We also see meekness in Jesus. In fact, Jesus tells us the reason we should come to Him when we are heavy laden is that He is “gentle and lowly in heart.” It is here we will find our rest (Mat. 11:28-29). The God of all the universe takes on flesh and is meek. There is no greater example for us to follow. We should desire to be conformed to His image.
Are we meek?
Martyn Lloyd-Jones, in his book on the Sermon on the Mount, gives us some great tests to examine ourselves to see if we are meek. Here are a few of his ideas reformatted to fit this context. Do these describe you?
Meek people do not boast in themselves. They do not find glory in themselves and do not desire that others glory in them either.
Meek people are not sensitive about themselves, and will not always need to defend themselves when people point out their flaws and weaknesses.
Meek people have a teachable spirit. They are not gullible, but they are open to criticism and expect it because they know they have a lot to learn.
Meek people love the word of God and submit to it. They do not chafe against it.
Meek people tend to be satisfied because they do not always believe they are entitled to more.
Meek people are not weak people. A meek person will stand immovable in God’s truth because they submit to God before they will submit to man.
The meek shall inherit the earth
The meek will inherit the earth
even though they are not arrogant nor do they demand it. In one sense, they
already have it because they are satisfied with what they have. They do not
feel that they deserve more and find joy in the world that the Lord has already given them.
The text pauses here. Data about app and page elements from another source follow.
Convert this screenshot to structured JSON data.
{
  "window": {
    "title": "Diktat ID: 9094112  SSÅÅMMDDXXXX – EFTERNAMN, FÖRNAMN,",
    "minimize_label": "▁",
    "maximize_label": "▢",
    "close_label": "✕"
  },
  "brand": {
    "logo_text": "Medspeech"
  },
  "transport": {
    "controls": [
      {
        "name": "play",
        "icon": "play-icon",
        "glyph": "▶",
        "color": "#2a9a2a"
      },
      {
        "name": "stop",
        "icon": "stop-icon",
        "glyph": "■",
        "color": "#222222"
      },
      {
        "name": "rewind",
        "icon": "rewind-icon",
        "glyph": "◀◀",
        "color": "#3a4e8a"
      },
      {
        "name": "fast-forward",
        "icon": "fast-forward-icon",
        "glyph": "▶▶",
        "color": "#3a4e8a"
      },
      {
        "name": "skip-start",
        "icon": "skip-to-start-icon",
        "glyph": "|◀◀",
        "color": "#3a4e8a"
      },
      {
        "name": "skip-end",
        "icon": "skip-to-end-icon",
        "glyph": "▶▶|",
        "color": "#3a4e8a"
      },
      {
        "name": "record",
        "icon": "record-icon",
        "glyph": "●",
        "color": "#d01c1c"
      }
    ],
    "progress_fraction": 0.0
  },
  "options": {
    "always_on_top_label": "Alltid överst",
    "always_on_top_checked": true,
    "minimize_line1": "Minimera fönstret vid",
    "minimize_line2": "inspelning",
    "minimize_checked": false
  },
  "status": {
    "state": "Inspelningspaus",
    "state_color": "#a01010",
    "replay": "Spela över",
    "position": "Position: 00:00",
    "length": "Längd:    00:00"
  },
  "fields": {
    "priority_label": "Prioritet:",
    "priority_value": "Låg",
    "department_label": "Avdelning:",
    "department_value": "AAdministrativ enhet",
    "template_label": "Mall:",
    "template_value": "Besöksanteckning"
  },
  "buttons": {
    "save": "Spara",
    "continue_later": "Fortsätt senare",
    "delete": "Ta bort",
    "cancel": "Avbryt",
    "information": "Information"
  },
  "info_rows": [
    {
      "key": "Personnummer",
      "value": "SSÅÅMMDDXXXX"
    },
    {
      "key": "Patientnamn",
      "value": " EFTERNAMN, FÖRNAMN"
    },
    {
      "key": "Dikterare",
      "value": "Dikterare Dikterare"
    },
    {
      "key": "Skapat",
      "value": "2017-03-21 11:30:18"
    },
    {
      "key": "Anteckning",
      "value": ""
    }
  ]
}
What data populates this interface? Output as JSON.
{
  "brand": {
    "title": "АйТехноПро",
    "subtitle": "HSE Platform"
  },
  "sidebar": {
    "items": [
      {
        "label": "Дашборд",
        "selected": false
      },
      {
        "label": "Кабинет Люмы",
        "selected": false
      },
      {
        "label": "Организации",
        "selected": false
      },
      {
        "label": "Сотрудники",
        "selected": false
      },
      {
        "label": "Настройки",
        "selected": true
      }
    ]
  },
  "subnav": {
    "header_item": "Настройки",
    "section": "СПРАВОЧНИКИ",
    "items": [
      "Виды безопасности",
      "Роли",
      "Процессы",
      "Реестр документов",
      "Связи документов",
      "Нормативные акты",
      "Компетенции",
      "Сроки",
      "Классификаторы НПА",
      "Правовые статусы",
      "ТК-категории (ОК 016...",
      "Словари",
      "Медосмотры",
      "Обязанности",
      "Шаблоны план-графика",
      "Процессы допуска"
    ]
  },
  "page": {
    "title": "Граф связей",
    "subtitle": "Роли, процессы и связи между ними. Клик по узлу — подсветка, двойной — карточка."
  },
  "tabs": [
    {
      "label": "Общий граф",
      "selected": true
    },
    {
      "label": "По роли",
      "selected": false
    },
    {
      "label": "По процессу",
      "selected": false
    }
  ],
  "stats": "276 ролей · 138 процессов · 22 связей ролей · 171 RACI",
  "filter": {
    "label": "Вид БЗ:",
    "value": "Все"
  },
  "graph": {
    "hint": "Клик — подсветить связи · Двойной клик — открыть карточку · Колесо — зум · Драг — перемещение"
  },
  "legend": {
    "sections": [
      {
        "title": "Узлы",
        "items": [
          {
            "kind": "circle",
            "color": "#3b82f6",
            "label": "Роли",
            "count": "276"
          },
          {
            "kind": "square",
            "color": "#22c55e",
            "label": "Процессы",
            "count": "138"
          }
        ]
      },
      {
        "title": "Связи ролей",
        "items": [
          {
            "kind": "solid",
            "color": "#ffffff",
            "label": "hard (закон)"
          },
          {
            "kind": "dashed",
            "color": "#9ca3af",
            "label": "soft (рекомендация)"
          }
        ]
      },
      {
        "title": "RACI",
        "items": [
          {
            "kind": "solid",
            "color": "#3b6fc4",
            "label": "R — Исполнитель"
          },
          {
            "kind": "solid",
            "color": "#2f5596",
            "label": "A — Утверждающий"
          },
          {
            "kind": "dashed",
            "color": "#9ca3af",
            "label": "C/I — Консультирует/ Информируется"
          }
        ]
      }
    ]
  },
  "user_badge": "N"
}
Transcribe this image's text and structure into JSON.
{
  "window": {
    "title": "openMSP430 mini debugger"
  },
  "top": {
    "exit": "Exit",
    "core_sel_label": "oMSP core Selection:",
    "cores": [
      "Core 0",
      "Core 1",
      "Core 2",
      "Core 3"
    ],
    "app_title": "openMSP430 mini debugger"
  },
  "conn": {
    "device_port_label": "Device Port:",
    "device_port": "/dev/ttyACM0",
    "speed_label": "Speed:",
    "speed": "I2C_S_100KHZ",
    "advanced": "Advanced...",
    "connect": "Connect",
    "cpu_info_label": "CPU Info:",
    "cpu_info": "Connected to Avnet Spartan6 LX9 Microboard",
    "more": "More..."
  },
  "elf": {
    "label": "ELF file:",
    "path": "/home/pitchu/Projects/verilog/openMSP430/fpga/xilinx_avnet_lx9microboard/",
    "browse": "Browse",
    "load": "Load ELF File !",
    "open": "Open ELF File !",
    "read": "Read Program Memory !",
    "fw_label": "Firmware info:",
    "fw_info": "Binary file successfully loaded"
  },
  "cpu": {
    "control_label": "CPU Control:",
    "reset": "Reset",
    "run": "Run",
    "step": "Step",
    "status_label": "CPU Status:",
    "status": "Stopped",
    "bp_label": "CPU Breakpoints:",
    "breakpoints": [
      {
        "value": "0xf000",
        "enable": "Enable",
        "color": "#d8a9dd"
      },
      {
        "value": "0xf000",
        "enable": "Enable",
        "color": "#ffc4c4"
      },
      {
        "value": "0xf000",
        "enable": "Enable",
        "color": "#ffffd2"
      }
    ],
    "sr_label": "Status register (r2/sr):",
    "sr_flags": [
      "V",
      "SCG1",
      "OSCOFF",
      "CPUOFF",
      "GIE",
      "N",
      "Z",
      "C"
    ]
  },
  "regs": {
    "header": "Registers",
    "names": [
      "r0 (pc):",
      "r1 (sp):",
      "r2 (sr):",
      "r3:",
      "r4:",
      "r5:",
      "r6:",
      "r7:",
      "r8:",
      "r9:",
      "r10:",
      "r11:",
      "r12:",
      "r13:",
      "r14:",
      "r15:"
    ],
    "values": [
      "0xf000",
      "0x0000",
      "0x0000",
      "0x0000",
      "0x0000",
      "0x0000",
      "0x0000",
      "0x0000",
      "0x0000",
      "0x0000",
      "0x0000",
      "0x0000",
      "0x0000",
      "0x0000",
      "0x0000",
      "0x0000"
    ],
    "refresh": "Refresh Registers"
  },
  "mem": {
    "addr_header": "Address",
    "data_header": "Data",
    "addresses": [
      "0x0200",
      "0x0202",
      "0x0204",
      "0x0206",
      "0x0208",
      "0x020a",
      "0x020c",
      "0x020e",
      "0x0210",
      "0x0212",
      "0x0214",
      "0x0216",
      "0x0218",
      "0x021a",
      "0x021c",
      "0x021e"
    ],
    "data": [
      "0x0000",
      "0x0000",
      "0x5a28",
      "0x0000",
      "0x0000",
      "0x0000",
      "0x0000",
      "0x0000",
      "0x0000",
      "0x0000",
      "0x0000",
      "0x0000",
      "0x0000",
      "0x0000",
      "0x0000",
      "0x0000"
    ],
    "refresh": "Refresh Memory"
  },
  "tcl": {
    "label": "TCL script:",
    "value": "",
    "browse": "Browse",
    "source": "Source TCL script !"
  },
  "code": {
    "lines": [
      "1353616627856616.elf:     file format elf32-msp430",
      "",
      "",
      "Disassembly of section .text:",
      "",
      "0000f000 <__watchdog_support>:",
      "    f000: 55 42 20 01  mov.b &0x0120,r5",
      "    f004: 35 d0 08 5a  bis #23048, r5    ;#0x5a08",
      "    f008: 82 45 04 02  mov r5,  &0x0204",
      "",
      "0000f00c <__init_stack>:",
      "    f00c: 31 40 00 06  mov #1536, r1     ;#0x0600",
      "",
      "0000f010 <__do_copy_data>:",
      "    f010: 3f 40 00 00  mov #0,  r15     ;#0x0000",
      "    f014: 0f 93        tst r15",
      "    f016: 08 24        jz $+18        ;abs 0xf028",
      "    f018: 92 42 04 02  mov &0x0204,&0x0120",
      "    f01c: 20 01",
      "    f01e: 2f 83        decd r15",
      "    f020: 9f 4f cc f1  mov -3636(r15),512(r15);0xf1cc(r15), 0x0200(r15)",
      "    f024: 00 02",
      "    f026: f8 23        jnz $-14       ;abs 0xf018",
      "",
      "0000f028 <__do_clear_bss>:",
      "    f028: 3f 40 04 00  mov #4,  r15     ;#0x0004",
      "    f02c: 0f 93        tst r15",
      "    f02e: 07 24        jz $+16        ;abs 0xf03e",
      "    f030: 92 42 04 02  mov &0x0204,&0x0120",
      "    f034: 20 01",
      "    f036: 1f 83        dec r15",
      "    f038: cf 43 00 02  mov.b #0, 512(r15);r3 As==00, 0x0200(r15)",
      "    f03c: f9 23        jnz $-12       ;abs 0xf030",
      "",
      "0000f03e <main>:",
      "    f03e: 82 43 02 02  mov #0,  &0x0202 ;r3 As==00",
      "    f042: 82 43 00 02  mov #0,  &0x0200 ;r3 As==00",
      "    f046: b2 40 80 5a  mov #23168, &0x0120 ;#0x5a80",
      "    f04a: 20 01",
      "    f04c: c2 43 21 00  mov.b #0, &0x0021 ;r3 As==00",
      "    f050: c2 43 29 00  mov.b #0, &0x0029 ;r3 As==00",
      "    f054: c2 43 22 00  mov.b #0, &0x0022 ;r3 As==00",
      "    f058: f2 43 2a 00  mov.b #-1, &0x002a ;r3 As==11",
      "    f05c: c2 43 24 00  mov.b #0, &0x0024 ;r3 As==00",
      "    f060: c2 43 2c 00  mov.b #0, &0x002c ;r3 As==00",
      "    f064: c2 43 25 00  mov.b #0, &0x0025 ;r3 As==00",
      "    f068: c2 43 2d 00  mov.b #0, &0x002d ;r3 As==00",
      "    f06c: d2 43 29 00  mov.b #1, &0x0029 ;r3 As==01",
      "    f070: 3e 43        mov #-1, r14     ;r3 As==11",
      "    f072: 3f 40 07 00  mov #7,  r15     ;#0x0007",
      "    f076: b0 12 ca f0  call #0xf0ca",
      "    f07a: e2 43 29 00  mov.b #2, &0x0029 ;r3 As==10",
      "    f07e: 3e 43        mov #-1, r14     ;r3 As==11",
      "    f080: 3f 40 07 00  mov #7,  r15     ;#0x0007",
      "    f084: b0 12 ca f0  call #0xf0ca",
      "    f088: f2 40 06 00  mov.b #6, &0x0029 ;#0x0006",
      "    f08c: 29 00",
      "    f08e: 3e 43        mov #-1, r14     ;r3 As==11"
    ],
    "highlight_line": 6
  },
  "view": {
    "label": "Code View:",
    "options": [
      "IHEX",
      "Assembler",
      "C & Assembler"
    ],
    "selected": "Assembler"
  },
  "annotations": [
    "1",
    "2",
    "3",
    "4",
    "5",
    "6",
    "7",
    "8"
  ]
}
Ultimately, however, it means,
because they come to Christ on His terms for salvation, by faith alone, they will
reign with Him as co-heirs.